Risk level profile for each predictor attribute.

hir-22-196-g003.jpg
Table 1

Data mining research for cardiovascular disease using various methods and predictors

hir-22-196-i001.jpg

SVM: support vector machine, ANN: artificial neural network, CT: classification tree, CART: classification and regression tree, DT: decision tree, SBP: systolic blood pressure, ECG: electrocardiography, HR: heart rate.

Table 2

Predictor attributes and their categorical values

hir-22-196-i002.jpg

Glucose 2H: 2 hours postprandial glucose test, HDL: high-density lipoprotein, LDL: low-density lipoprotein, CK-MB: creatine kinase-MB, TROPK: troponin, LDH: lactate dehydrogenase.

Table 3

Prior probabilities describe the general probability for each class

hir-22-196-i003.jpg
Table 4

Confusion matrix for each class

hir-22-196-i004.jpg
Table 5

Characteristic of cardiovascular disease at each level of risk

hir-22-196-i005.jpg

Glucose 2H: 2 hours postprandial glucose test, HDL: high-density lipoprotein, LDL: low-density lipoprotein, CK-MB: creatine kinase-MB, TROPK: troponin, TROPT: troponin T, LDH: lactate dehydrogenase.

Table 6

Accuracy, sensitivity, and specificity for each risk level

hir-22-196-i006.jpg
Table 7

Benefit evaluation result of cardiovascular disease risk level for adults using naive Bayes classifier

hir-22-196-i007.jpg

Respondent: 10 medical staff members, including cardiologists and an internist at the Mayapada Hospital.

TOOLS
Share :
Facebook Twitter Linked In Google+ Line it
METRICS Graph View
  • 14 Crossref
  • 21   Scopus
  • 215 View
  • 2 Download
Related articles in Healthc Inform Res


ABOUT
ARTICLE CATEGORY

Browse all articles >

BROWSE ARTICLES
FOR CONTRIBUTORS
Editorial Office
1618 Kyungheegung Achim Bldg 3, 34, Sajik-ro 8-gil, Jongno-gu, Seoul 03174, Korea
Tel: +82-2-733-7637, +82-2-734-7637    E-mail: hir@kosmi.org                

Copyright © 2020 by Korean Society of Medical Informatics.
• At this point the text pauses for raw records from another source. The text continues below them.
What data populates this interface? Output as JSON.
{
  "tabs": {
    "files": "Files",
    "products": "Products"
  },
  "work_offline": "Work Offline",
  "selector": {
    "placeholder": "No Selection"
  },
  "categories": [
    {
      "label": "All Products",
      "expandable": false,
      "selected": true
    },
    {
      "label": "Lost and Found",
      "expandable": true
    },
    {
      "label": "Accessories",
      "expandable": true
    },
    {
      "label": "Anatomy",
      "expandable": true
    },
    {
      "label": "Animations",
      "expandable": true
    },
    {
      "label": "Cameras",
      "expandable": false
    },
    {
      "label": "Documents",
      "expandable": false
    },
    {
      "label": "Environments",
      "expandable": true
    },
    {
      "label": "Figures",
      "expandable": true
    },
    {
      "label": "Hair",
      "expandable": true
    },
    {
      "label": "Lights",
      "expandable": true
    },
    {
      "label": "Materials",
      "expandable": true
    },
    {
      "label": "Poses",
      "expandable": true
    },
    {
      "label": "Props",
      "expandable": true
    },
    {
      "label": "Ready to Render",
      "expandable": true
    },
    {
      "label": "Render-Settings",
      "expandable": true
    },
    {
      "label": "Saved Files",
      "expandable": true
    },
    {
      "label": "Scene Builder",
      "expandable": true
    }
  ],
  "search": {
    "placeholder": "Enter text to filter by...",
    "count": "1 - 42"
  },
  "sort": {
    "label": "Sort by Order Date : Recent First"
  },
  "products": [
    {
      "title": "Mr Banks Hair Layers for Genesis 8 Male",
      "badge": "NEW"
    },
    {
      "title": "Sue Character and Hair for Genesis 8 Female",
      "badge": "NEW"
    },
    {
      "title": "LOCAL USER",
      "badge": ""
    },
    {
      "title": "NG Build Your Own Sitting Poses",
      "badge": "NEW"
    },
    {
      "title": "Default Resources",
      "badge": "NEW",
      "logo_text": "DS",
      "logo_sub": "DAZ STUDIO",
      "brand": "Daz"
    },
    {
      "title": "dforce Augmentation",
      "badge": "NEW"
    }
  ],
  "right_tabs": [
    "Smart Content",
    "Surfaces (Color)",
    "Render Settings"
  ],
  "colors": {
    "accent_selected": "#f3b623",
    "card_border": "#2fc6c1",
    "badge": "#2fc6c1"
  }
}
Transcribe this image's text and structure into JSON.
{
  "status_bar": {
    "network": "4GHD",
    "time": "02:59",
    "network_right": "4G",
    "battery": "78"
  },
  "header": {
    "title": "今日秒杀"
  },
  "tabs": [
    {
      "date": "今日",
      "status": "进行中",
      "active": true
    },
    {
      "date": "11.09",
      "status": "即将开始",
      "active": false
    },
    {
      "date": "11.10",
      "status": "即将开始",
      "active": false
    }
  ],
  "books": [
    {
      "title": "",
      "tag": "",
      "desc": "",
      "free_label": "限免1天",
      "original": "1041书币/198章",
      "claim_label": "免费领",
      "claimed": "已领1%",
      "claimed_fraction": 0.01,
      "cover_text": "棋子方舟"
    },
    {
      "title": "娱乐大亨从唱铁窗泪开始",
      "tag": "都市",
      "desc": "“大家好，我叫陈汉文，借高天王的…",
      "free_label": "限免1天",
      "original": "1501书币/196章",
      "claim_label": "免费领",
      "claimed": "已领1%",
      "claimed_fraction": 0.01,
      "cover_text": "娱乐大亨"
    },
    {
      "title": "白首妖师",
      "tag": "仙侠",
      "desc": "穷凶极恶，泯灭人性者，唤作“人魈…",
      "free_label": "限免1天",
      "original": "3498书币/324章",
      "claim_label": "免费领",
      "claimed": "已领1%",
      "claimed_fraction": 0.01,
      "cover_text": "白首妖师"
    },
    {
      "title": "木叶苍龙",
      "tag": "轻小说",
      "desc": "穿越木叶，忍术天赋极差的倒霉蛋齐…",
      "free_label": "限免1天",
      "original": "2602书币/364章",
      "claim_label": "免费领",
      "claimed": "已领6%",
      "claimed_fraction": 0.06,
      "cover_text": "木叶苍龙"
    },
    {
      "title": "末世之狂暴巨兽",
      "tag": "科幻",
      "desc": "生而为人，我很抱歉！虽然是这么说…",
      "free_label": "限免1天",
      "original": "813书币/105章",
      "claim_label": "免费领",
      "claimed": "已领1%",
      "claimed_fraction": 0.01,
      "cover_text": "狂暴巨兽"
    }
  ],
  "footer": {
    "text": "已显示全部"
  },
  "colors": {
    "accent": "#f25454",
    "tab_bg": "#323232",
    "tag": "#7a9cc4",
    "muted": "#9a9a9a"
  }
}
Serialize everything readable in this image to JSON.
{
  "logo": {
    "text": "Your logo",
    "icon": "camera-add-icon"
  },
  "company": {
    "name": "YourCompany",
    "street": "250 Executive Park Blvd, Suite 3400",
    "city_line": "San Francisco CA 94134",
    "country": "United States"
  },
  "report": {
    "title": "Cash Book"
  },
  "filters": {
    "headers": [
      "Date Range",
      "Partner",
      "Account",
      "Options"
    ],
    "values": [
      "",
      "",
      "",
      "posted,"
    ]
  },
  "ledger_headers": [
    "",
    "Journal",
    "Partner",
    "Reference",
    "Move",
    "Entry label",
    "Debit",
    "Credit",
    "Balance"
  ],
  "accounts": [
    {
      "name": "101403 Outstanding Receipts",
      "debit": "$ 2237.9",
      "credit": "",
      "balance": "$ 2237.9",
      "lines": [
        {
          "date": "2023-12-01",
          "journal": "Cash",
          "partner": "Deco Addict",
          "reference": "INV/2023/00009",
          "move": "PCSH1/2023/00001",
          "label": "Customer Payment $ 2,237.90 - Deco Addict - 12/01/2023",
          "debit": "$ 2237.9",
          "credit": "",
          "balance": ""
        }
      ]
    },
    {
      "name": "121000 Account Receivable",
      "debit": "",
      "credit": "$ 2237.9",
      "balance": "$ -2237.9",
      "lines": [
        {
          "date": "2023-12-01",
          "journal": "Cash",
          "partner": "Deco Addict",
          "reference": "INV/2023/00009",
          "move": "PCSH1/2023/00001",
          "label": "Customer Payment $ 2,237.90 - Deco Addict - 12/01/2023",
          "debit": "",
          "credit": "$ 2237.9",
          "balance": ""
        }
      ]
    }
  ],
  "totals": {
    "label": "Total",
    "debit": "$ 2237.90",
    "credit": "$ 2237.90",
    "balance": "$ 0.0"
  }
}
All rights reserved.

Developed in M2community

Close layer
prev next